Directed by Wes Craven
Anthropologist Dennis Alan travels to Haiti in search of a drug that turns the user into a ‘zombie.’ He joins forces with a local psychiatrist to sift through what is science and what is superstition in a society dominated by brutal rule and ancient belief.
The Serpent and the Rainbow is a strange and at times surreal experience. The Haitian setting provides a familiar yet distant background that pulls the audience out of their comfort zone. This allows for a number of disturbing ‘dream’ sequences that bring the element of horror into the film.
For a film this off key, the acting is well done. Bill Pullman (the President from Independence Day), Zakes Mokae, and Brent Jennings are excellent as they play Dennis Alan, the iron-fisted Dargent Peytraud, and a gambler and conartist Louis Mozart respectively.
Though this film has a strong cast, high productions values, and a mysterious setting, it is not without its flaws which are all related to the plot. When making a film about the supernatural, the filmmakers must establish the metaphysics or parameters of the unknown so the audience can follow and understand events. This film does not have this consistency.
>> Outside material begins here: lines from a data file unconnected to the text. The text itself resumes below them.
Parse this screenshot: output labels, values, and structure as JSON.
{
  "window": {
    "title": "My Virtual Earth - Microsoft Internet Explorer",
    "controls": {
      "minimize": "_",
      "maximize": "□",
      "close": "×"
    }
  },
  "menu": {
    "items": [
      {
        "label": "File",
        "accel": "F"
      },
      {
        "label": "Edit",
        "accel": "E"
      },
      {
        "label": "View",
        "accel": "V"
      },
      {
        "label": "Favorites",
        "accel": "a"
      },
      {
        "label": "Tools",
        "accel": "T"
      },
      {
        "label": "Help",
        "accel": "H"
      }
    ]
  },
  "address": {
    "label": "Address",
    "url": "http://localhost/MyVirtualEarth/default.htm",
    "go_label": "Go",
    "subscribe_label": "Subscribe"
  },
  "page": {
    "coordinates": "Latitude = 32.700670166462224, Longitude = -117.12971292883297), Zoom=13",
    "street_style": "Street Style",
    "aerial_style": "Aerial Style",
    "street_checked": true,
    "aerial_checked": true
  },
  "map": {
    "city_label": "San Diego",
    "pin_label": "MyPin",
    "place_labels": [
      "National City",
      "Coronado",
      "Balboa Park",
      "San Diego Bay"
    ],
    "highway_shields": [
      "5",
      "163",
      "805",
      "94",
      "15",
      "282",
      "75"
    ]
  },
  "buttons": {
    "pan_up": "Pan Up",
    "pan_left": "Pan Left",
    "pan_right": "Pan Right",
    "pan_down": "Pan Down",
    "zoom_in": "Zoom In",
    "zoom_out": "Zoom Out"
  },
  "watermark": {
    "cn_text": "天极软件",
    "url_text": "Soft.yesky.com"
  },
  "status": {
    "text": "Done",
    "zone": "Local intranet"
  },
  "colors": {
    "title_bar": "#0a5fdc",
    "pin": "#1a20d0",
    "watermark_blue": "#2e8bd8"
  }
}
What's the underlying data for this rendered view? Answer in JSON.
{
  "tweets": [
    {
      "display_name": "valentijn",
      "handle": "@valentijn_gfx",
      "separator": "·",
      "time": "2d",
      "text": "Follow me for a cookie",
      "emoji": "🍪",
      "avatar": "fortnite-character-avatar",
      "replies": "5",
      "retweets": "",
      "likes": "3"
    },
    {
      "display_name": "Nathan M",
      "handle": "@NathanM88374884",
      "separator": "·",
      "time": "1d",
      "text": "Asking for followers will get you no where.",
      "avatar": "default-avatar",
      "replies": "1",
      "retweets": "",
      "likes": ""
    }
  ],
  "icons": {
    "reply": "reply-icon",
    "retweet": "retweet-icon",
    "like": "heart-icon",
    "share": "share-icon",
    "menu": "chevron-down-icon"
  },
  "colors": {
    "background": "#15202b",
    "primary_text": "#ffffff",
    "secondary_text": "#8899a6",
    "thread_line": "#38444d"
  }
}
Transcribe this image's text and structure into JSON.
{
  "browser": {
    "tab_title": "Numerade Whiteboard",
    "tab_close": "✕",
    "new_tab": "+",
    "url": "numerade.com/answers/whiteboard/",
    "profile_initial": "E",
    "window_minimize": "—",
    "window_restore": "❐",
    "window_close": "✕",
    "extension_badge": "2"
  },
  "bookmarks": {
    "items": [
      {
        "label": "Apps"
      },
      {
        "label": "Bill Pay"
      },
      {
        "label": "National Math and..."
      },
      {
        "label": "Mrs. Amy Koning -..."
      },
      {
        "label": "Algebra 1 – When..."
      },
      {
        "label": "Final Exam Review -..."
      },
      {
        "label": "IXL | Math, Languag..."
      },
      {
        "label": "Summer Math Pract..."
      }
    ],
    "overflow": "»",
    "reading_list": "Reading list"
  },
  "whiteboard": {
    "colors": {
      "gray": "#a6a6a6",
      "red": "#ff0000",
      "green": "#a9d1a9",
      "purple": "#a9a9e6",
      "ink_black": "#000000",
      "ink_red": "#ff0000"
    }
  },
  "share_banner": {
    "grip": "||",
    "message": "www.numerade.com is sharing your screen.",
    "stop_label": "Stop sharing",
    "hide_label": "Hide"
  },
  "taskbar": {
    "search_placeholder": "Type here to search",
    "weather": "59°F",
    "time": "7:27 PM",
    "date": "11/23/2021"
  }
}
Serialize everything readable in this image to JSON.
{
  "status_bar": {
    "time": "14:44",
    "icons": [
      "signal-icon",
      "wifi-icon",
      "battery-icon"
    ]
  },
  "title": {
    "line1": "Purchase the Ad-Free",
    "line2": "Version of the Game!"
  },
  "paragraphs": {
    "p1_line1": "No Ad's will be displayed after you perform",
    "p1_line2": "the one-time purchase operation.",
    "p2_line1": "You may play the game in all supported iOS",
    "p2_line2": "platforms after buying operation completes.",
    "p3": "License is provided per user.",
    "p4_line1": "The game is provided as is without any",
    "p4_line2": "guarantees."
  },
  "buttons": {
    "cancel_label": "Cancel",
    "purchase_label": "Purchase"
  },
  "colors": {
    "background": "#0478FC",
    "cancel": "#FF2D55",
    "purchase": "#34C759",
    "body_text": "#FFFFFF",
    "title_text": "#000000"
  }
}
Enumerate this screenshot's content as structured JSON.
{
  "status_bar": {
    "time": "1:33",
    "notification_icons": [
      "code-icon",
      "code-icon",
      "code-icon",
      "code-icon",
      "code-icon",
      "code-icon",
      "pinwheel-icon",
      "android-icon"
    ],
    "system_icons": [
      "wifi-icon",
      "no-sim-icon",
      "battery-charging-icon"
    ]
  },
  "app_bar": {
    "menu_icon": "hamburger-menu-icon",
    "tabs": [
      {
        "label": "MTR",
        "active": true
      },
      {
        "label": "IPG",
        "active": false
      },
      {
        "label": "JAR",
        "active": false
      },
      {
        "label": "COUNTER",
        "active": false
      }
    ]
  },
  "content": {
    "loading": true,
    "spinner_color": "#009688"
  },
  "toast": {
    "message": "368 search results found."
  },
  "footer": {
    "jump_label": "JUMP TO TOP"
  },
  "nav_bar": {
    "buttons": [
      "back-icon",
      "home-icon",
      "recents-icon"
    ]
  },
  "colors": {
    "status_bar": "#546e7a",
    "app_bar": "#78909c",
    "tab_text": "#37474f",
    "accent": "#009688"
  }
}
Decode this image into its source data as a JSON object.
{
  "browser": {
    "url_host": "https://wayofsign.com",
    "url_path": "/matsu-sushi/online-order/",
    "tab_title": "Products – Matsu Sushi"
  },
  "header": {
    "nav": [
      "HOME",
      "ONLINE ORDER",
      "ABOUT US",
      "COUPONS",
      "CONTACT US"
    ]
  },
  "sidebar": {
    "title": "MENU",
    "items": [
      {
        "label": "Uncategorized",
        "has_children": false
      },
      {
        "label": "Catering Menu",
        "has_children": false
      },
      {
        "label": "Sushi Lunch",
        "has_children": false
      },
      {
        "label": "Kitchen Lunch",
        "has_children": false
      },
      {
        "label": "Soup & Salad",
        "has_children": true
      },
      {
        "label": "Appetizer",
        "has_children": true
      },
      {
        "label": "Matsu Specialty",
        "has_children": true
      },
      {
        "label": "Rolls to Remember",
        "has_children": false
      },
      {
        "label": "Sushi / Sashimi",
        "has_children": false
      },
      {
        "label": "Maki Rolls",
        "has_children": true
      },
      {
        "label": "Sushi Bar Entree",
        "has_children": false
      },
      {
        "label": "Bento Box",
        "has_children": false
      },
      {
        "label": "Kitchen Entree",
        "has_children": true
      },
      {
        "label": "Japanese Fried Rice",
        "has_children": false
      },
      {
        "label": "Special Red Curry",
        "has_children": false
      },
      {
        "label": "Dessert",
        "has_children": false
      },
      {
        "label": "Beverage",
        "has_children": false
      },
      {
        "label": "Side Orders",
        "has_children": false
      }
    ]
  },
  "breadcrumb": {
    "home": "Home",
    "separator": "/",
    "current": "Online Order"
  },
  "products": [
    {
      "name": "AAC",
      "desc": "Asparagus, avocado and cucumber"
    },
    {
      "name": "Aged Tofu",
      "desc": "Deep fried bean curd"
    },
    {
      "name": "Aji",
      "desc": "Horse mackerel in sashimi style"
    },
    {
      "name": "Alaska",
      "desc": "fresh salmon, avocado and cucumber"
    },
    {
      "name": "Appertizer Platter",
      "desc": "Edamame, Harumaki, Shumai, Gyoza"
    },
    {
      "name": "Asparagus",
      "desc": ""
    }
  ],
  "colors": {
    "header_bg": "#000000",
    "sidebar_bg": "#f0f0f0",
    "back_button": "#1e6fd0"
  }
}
The Serpent and the Rainbow has several spooks and wincing moments; however, the story fails to pull together in the end.